Mix and Match
Another Delicious, Complicated Treat From The Charleston Group
After a few visits, Cinghiale, the newest adventure in dining from Tony Foreman and Cindy Wolf (Charleston, Pazo, Petit Louis), gets easier. There's much to absorb, including visual information and basic menu-operating procedure. It turns out to be easier than it looks at first. Still, Cinghiale might be the first restaurant in Baltimore designed for patrons who can pronounce its name, or at least try to--it's "cheen-GYAH-lay"--which, in Italian, is wild boar.
Cinghiale comprises two distinct spaces, the Enoteca, the mammoth and dazzling central wine bar, and the Osteria, the more subdued and formal dining rooms on the wings. Each space has its own menu and method of dining--grazing, basically, from a menu of appetizers, pastas, cured meats, salads, and sandwiches, in the Enoteca; and a three-course approach with plated entrées in the Osteria. A wrinkle: The Osteria's menu and course method are available to patrons in the Enoteca. This review deals with the Enoteca only, although, as will be seen, raids were made on the Osteria's menu.
Try this. Take in a late Saturday afternoon movie at the new theater and afterward walk over to Cinghiale. Sit at the Enoteca bar. Take in the Patrick Sutton-designed space, the terrazzo floor, the mahogany, the beveled glass. Order a glass of wine and a plate of assorted antipasti ($9 for one person, $15 for two), the composition of which, along with much of the menu, changes every night--we received cerignola olives roasted with rosemary and garlic, a small salad of baby octopus and thin slices of potato, and brined cauliflower. Or, better than that, order a plate of assorted cured meats ($12, $20), which are shaved very thinly and piled on the plate like rose petals. Then get a bowl of soup, absolutely the pasta e fagioli ($9), which here transcends its everyday origins with the addition of prosciutto, which tastes as if it's seasoned not only to the broth but to the pot it's cooked in.
Wonder about the space and what it's telling you. You could stay at the bar proper for hours. At any given time it is attended by three or four bartenders in white shirts and blue jeans, and you could continue ordering casually, partaking of a colorful fritto misto ($8), brown butter-fried zucchini and eggplant, a perfect thing, or a divine salad of balsamic-rimmed grilled treviso (a mild, more purple radicchio) with strips of tangy cow's milk bra duro ($11).

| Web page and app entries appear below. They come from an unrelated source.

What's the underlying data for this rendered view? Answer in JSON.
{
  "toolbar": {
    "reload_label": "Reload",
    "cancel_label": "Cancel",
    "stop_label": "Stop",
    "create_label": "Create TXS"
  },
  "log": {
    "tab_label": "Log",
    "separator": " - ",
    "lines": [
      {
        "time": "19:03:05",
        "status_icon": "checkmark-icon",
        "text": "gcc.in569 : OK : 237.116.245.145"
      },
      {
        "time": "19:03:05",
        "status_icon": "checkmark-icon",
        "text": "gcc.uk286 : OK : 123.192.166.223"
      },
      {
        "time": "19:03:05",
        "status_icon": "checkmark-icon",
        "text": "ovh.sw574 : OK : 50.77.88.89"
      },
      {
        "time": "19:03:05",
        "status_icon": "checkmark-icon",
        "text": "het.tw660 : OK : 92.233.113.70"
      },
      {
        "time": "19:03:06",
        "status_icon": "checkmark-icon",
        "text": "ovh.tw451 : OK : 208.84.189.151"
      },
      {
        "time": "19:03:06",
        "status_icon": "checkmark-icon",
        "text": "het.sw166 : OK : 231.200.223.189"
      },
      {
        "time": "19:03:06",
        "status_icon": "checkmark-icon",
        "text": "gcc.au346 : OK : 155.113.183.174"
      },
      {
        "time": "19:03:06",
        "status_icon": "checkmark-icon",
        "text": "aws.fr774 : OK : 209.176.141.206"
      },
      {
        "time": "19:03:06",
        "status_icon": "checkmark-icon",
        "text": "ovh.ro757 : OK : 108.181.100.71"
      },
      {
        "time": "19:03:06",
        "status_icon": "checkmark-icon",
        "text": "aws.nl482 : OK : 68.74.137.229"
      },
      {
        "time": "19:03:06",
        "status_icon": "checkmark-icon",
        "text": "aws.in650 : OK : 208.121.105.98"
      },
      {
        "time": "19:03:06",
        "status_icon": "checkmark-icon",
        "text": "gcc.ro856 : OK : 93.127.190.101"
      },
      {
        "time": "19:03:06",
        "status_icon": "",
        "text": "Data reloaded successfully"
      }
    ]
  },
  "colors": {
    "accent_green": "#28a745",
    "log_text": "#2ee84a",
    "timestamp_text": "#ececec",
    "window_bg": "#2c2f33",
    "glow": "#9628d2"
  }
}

Still, amid the warm colors, there's a hardness about the room and its surfaces--the floor especially but also the wooden benches that form the booths--and it all feels deliberately formed, this brassiness, as though the invitation for the Enoteca is provisional: Stay, but not too long. Come, snack, leave--such is not a bad way to live, though. If I worked down there, I think that I'd drop in a few nights a week just for a glass of wine and a nibble. Some Piedmontese cheese, a mortadella and finocchiona sandwich on ciabbata ($11). Skip the flatbread sandwiches though, which have a free happy-hour feel about them.
If you can adjust to the room, which, without music playing, can feel lonesome or clattery, go for it. Make it an evening. The Osteria's menu, with its three-course system--antipasti, first, and second--jibes easily with the Enoteca menu, in that one person at a four-top can opt for it and not feel like the nut at the table. Even with the three-course approach, there are different options--à la carte, or a fixed price ($48, $70 with wine pairings). It's worth investigating; there are gorgeous things on the Osteria menu--a spit-roasted suckling pig nestled in savoy cabbage and pancetta ($29); a braised veal shoulder with cippolini, baby carrots, and white polenta ($31); a ragout of wild boar with gnocchi ($14, $27).
The more diversions you take, the better your improvisation, the more fun you'll have, and, true, the bill will climb. Because what started as a few olives ended up as a feast. Worry about all of that next year.